:: Problem to work on ::
Count the lines in the records beneath this task that contain the string "Light", then give the count by itself.

··· Records for processing

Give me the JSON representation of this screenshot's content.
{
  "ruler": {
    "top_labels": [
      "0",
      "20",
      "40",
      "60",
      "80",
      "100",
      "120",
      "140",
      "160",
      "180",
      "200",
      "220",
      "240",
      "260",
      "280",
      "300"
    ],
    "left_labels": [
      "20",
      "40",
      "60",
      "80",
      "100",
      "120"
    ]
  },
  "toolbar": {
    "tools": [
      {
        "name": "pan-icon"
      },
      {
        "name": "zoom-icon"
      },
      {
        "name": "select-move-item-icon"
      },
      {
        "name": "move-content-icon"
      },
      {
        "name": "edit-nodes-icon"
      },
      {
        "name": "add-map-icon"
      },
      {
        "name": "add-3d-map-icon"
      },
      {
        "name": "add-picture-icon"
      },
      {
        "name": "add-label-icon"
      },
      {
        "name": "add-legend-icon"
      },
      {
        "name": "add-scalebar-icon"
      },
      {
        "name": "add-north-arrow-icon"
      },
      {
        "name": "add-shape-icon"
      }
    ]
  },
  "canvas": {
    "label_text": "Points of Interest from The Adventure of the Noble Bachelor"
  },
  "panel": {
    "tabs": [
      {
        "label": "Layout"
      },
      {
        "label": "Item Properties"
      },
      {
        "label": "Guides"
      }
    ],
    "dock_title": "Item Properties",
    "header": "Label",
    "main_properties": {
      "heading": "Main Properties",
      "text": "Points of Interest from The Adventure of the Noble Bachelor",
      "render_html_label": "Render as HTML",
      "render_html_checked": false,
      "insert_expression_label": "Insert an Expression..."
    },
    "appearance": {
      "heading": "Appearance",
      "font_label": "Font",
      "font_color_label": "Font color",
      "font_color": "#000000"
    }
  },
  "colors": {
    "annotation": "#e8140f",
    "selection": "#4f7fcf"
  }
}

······
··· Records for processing

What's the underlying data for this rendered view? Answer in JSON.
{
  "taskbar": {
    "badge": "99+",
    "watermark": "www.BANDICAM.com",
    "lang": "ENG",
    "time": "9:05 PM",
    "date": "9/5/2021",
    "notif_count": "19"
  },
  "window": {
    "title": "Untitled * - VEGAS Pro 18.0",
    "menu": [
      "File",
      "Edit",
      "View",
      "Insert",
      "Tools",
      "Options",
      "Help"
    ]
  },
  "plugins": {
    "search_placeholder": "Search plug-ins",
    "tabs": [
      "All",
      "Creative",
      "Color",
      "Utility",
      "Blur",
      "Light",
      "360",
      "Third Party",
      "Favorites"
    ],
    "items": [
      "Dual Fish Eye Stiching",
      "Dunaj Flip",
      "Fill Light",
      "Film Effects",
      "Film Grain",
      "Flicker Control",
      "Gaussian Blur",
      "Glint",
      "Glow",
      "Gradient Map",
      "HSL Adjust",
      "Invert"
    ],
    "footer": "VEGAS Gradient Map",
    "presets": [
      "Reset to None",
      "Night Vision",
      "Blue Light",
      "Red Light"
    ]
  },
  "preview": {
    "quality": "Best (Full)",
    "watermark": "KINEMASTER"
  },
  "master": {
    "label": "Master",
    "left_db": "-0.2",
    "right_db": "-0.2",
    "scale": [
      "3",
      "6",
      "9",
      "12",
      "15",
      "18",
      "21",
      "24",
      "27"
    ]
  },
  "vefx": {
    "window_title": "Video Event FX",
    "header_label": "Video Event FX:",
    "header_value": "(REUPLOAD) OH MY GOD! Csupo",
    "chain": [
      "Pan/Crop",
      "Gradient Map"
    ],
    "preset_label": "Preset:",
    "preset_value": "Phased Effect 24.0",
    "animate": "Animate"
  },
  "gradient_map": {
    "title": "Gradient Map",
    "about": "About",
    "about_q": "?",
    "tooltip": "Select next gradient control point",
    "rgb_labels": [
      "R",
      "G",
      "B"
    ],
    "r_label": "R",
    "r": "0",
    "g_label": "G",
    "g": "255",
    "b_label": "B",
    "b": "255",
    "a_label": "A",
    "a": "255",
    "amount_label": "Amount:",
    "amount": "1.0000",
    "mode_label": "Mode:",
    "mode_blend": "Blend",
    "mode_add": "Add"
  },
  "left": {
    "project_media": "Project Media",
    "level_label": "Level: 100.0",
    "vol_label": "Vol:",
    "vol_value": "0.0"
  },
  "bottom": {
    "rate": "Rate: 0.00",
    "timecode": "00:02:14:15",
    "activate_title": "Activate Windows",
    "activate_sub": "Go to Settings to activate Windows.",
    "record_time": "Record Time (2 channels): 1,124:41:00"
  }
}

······

:: Answer ::
4